> **What is being asked**
Records follow. Copy every line with "virtual".

Collected data
──────────────────────────────

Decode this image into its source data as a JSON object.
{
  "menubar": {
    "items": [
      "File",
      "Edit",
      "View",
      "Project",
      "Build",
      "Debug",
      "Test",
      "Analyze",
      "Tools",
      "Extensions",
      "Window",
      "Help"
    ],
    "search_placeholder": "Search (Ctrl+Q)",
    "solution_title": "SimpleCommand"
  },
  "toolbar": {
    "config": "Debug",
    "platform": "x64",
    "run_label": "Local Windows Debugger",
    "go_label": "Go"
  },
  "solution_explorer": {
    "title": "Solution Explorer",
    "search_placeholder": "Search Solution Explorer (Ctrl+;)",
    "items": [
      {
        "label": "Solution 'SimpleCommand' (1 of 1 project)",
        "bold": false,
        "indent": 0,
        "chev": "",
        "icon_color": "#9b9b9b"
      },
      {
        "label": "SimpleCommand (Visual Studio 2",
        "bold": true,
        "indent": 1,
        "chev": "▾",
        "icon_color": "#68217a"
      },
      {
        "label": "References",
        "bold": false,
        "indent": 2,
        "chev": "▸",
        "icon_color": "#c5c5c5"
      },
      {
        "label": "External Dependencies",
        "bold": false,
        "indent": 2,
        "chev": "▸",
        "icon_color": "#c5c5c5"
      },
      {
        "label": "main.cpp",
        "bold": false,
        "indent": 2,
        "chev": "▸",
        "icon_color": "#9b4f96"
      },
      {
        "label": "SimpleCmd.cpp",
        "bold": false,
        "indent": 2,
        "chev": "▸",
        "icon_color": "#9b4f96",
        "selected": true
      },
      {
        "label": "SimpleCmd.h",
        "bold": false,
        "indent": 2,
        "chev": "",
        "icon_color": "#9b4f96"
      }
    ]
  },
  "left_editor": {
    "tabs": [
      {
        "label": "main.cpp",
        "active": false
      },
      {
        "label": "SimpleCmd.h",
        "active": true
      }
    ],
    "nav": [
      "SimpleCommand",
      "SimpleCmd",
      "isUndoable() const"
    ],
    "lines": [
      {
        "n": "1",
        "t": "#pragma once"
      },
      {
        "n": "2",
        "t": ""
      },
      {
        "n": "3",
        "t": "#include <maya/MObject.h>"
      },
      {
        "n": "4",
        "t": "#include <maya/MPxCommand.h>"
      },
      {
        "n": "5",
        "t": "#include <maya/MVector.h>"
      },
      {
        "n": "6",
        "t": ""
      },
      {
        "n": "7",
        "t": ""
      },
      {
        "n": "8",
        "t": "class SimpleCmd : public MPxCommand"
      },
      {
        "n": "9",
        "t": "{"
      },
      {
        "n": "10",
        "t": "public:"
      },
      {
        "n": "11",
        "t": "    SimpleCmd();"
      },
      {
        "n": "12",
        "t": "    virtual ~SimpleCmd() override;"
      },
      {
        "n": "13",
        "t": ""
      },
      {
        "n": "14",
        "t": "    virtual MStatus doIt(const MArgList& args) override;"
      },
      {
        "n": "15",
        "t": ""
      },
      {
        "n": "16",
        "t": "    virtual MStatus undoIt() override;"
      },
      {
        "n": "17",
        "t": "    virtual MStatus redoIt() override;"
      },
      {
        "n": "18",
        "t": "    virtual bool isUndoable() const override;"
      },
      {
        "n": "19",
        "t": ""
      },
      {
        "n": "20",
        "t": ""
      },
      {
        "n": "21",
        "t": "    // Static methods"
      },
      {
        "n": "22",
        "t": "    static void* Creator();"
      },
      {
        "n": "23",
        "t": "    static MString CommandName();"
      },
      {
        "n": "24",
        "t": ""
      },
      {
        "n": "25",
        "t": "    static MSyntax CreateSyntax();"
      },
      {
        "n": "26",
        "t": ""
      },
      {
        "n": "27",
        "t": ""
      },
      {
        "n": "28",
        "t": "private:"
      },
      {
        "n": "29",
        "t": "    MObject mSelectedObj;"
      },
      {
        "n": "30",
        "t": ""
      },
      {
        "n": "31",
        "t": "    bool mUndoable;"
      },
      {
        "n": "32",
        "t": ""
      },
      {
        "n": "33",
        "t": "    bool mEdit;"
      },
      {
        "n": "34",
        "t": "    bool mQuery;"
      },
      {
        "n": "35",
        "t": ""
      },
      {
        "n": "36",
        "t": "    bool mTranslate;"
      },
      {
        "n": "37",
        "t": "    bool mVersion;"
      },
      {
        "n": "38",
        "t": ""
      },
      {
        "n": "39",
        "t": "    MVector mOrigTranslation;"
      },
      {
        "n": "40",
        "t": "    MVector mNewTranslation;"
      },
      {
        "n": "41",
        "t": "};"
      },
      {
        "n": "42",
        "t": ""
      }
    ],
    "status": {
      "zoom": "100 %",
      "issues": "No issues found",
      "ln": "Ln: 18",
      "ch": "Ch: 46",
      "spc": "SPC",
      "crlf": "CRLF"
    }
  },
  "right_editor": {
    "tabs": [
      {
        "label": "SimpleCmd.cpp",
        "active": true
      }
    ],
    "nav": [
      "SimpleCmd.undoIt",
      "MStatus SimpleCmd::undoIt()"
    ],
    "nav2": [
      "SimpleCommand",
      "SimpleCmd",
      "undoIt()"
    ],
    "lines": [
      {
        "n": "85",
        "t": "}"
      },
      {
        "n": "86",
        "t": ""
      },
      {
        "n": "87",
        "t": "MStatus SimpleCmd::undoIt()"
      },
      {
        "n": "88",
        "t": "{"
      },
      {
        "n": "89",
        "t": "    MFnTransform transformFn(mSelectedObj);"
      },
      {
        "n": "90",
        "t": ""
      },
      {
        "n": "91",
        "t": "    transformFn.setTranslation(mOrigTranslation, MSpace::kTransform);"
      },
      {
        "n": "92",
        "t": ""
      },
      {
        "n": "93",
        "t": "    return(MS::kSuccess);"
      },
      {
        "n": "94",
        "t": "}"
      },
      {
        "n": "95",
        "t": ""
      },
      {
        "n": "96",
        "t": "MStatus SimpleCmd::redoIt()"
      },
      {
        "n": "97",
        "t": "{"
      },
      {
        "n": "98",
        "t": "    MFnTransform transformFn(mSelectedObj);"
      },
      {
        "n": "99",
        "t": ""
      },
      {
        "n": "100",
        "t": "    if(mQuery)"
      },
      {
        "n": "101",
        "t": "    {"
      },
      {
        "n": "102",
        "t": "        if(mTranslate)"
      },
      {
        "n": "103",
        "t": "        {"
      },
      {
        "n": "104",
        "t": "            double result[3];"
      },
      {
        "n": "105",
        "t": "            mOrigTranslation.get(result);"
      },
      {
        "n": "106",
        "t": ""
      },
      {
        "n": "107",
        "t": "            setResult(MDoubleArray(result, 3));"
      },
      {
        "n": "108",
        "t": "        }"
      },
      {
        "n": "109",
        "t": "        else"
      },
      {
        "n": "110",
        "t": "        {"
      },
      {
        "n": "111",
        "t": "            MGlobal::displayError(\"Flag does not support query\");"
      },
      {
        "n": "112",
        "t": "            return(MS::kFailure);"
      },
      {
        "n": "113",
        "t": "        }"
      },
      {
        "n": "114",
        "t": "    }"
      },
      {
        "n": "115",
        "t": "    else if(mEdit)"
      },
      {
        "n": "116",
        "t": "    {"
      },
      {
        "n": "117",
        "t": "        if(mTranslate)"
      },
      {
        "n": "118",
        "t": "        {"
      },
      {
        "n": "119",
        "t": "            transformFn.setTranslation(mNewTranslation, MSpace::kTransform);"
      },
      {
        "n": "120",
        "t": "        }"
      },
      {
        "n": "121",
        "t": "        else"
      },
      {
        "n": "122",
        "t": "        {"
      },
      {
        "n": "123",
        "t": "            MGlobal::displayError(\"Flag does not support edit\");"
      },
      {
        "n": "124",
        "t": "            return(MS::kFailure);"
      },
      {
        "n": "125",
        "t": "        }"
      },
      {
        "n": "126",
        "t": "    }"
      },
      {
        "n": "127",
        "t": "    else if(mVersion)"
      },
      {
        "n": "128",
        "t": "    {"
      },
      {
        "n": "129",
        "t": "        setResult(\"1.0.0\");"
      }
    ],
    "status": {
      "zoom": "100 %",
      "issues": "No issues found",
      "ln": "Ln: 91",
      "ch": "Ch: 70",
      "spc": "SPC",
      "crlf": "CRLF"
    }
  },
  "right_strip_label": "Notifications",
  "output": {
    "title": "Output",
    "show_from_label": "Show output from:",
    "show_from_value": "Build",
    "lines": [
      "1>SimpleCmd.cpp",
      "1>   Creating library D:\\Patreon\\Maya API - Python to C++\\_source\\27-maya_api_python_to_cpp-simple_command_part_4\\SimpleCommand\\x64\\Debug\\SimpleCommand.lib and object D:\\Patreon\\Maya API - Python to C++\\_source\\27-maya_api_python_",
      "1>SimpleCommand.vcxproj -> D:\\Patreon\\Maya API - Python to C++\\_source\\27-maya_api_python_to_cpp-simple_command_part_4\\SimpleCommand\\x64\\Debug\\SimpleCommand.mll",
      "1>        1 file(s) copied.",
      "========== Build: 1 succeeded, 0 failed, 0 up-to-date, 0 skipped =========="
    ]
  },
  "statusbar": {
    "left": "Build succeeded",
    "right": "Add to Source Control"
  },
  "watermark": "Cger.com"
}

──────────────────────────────

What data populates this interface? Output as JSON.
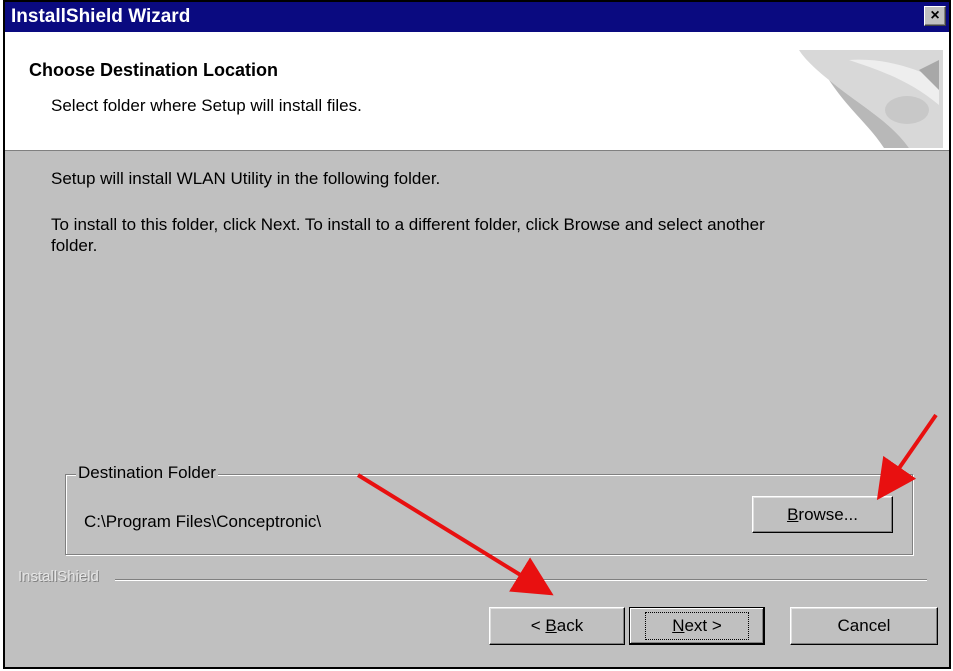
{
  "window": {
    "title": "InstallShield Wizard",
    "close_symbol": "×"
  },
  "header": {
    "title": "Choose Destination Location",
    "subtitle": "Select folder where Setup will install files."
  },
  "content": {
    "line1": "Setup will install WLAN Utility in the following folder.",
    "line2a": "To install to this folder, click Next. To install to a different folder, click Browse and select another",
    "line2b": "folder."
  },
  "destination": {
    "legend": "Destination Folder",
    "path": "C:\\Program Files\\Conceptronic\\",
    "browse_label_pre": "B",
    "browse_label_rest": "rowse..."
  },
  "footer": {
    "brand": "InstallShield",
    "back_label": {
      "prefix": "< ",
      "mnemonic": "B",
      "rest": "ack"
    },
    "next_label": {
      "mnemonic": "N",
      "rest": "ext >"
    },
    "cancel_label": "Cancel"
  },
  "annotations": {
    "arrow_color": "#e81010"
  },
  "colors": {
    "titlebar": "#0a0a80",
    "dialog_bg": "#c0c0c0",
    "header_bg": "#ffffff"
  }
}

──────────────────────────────

> **Exercise answer**
        "t": "    virtual ~SimpleCmd() override;"
        "t": "    virtual MStatus doIt(const MArgList& args) override;"
        "t": "    virtual MStatus undoIt() override;"
        "t": "    virtual MStatus redoIt() override;"
        "t": "    virtual bool isUndoable() const override;"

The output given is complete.